Editor's Note: Groundhog Year
Welcome to the New Year! Some in the roofing industry had a 2011 to look back on and cheer and others are glad it has mercifully ended. I hope yours was great and that your 2012 will be even better.
Last year this column made a prediction that for most of us did not exactly work out. It stated that after several years of a slack economy something had to change. The nation’s economy was in for a change of course, either up or down, just different. Is it me, or did 2011 seem like Groundhog Year? At the end, at least in my part of the roofing world, it was same-old-same-old. The economy went along at a continuing slow pace. The price of raw goods continued to rise, but not so much as to cause real change in our markets.
So that prediction was wrong. Do I dare make another or go back to making New Year’s resolutions? I will stay away from the broad economy and predict a little closer to the roofing industry this time. I predict 2012 will be a very interesting year for roofing. Skip the fact that this is an election year. That will make some things interesting but will not change the price of asphalt or the amount of rain and snow we will get or how many hail or wind storms will hit. So many more things impact the roofing industry than mere politics.
New demands for fall protection will continue to be an “A” topic for 2012. Trade groups will continue to argue that there is a better way to manage falls from height than those being demanded by OSHA. For my part, I remain delighted that this argument is being played out.

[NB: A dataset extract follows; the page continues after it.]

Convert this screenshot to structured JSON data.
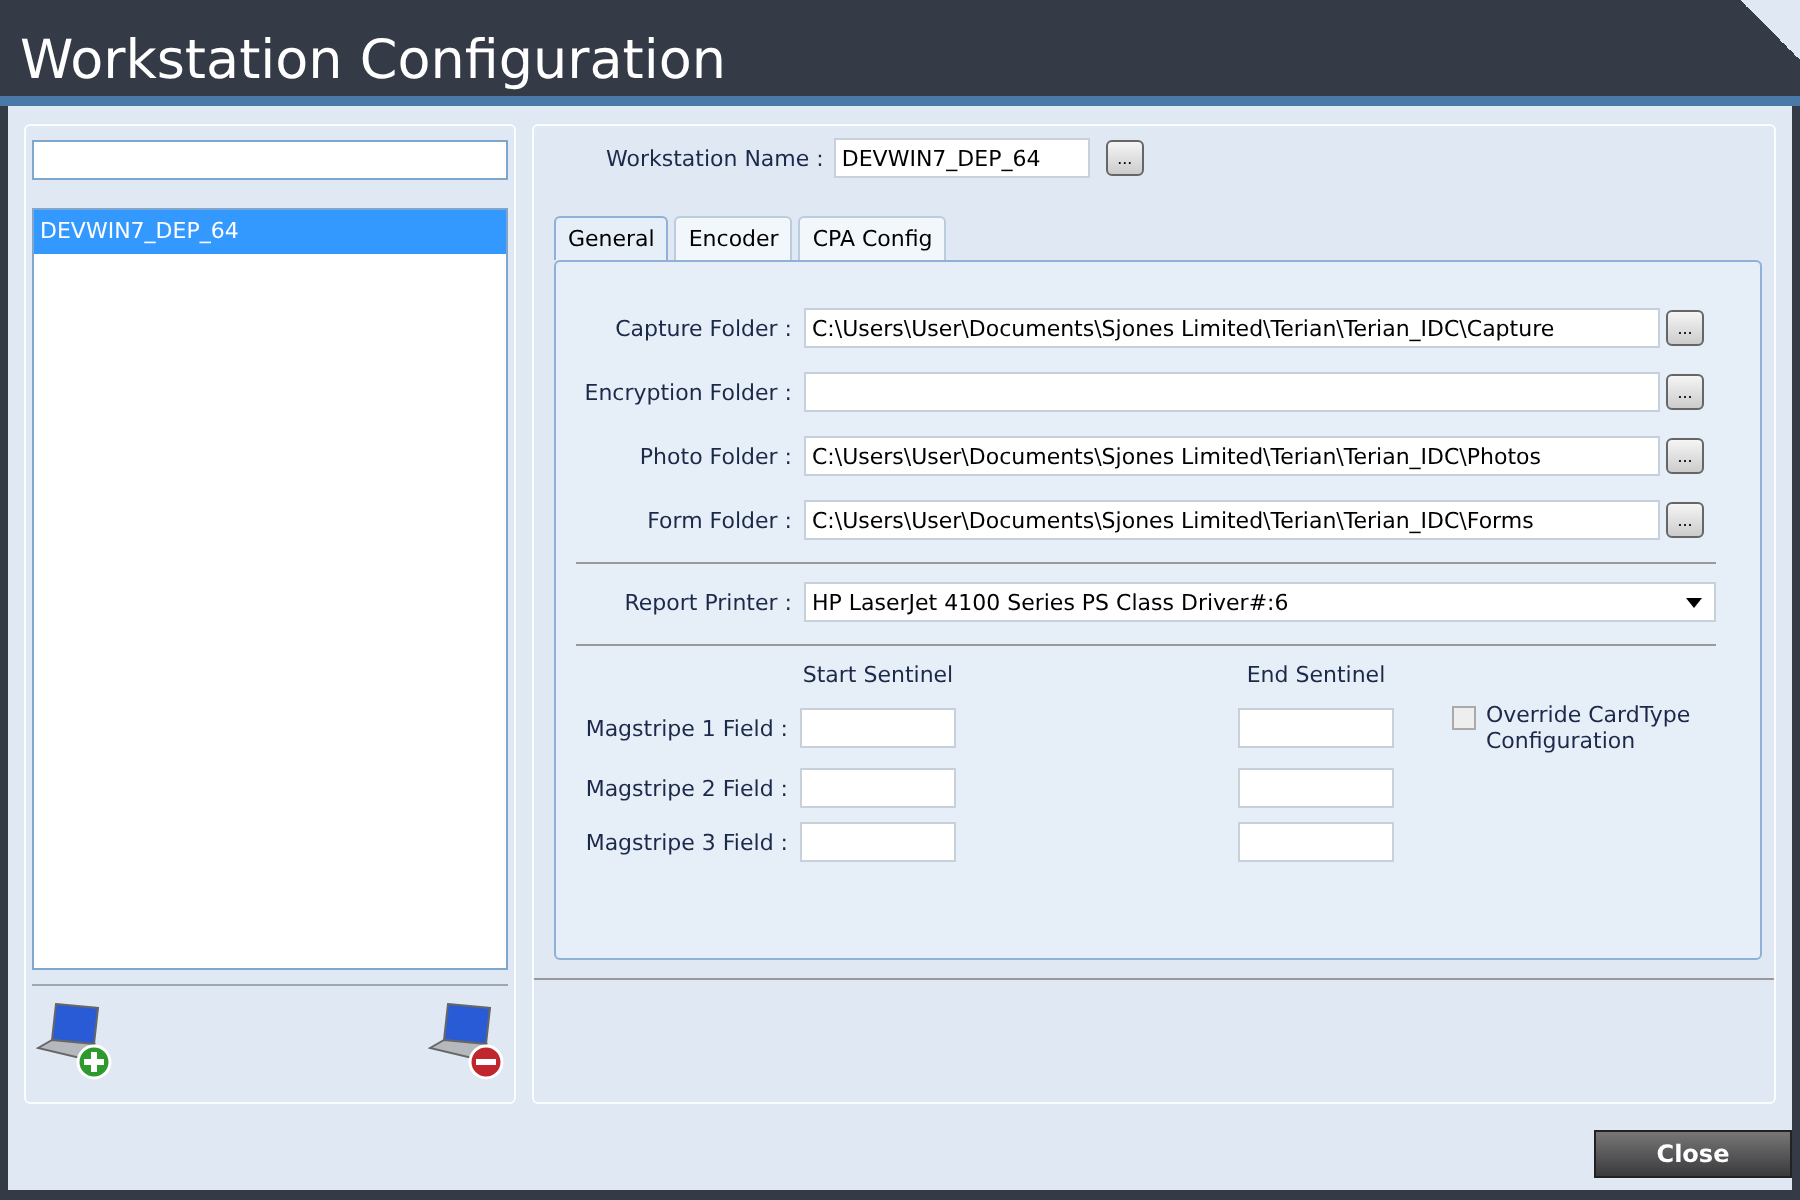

New demands for crane fitness and crane operator training will be interesting to watch in 2012. The rules relating to crane operator training are not set to take full impact until 2014 but many owners are demanding compliance now.
New demand for our products and services will bring on some interesting challenges as roofing contractors will take on the significant task of ramping up their workforces. Immigration reform, or at least the talk about it, will be more than interesting in 2012, especially in the face of emerging demand for skilled labor; the kind of skilled labor that is typified by its Spanish accent.
The new International Green Construction Code will make life interesting for some roofing contractors in 2012. Code changes in general will place new demands on everyone involved in the chain from suppliers to specifiers to estimators to contractors and even installers in some instances.
Stay tuned to Roofing Contractor as we keep you posted on all of the most interesting trends that come along. Find them here every month and keep up with them every day online at www.roofingcontractor.com
P.S. — It is not too late to join me at the International Roofing Expo in Orlando next month! Read more about it in our IRE pocket guide tipped to page 15 or log on to www.roofingcontractor.com to find a link to all the latest information.